Invisible Cities is quite a strange book. It chronicles the dialogue between Kublai Khan, the Mongol emperor, and Marco Polo, a Venetian traveler, wherein the latter describes the cities of the empire from his travels to the former. Over 9 chapters, Marco describes 55 cities divided into 11 thematic categories. The 55 cities, all bear female names. But the more cities Marco describes to Kublai Khan, the more he sees a certain resemblance of a pattern until he realizes that Marco Polo has all through described only one city, which is Venice.
Outwardly, the book is a beautiful nonsense. All you read is Marco Polo’s nonsensical description of the cities to which he had traveled. But if you give more meaning to his words and look beyond their surface, the nonsense clears itself into a thought-provoking philosophy. Marco Polo’s descriptions of the cities of his travels may sound abstract and nonsensical until you realize that it must be so, for one can only describe a thing according to his subjective perspective. Marco’s descriptions of the cities of his travels are a hybrid of his memories, desires, and what he perceived through his naked eye. But what does he see through his naked eye? Does he see the cities of Kublai Khan’s vast empire? Or do the cities elude his vision and become invisible?
Kublai Khan’s desire to comprehend the present true state of the cities of his great empire is frustrated by Marco’s descriptions. When Kublai demands Marco to describe his cities, with the help of a chessboard, only the great Khan comes to realize that what he seeks to comprehend, can never be comprehended. “Perhaps, instead of racking one’s brain to suggest with the ivory pieces’ scant help visions which were anyway destined to oblivion, it would suffice to play a game according to the rules, and to consider each successive state of the board as one of the countless forms that the system of forms assembles and destroys. Knowledge of the empire was hidden in the pattern drawn by the angular shifts of the knight, by the diagonal, passages opened by the bishop’s incursions, by the lumbering, cautious tread of the king and the humble pawn, by the inexorable ups and downs of every game. What were the true stakes? At checkmate, beneath the foot of the king, knocked aside by the winner’s hand, a black or a white square remains. By disembodying his conquests to reduce them to the essential, Kublai had arrived at the extreme operation: the definitive conquest, of which the empire’s multiform treasures were only illusory envelopes.

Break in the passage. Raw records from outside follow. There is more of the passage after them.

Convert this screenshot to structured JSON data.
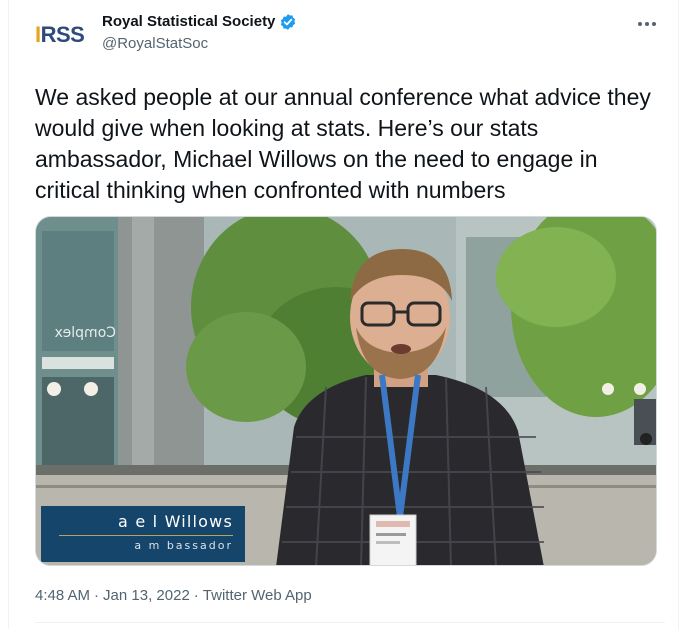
{
  "author": {
    "avatar_letters": [
      "I",
      "RSS"
    ],
    "display_name": "Royal Statistical Society",
    "handle": "@RoyalStatSoc",
    "verified_icon": "verified-badge-icon"
  },
  "more_menu_icon": "more-horizontal-icon",
  "tweet": {
    "text": "We asked people at our annual conference what advice they would give when looking at stats. Here’s our stats ambassador, Michael Willows on the need to engage in critical thinking when confronted with numbers"
  },
  "video": {
    "background_text": "Complex",
    "lower_third_name": "a e l  Willows",
    "lower_third_role": "a m bassador"
  },
  "meta": {
    "time": "4:48 AM",
    "date": "Jan 13, 2022",
    "source": "Twitter Web App"
  },
  "colors": {
    "text": "#0f1419",
    "secondary": "#536471",
    "verified": "#1d9bf0",
    "lower_third": "#15456a",
    "brand_accent": "#e8a320",
    "brand_primary": "#2c4a7c"
  }
}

It was reduced to a square of planed wood: nothingness. . . .”
The book is a beautiful work of philosophy. I was in awe once the comprehension began to dawn upon me. There was so much material to reflect on. I was thoroughly captivated by his beautiful writing and profound philosophy. My kindle is full of highlighted passages which is evidence in itself of how much I was enchanted by his words. I don’t like to crowd my review with quotations, but I feel some of it is called for, in justice for this work. Therefore, I’ll be sharing the following two quotations as a winding up to the review.
“Marco Polo describes a bridge, stone by stone. “But which is the stone that supports the bridge?” Kublai Khan asks. “The bridge is not supported by one stone or another,” Marco answers, “but by the line of the arch that they form.” Kublai Khan remains silent, reflecting. Then he adds: “Why do you speak to me of the stones? It is only the arch that matters to me.” Polo answers: “Without stones, there is no arch.”
“Perhaps, Kublai thought, the empire is nothing but a zodiac of the mind’s phantasms. “On the day when I know all the emblems,” he asked Marco, “shall I be able to possess my empire, at last?” And the Venetian answered: “Sire, do not believe it. On that day you will be an emblem among emblems.”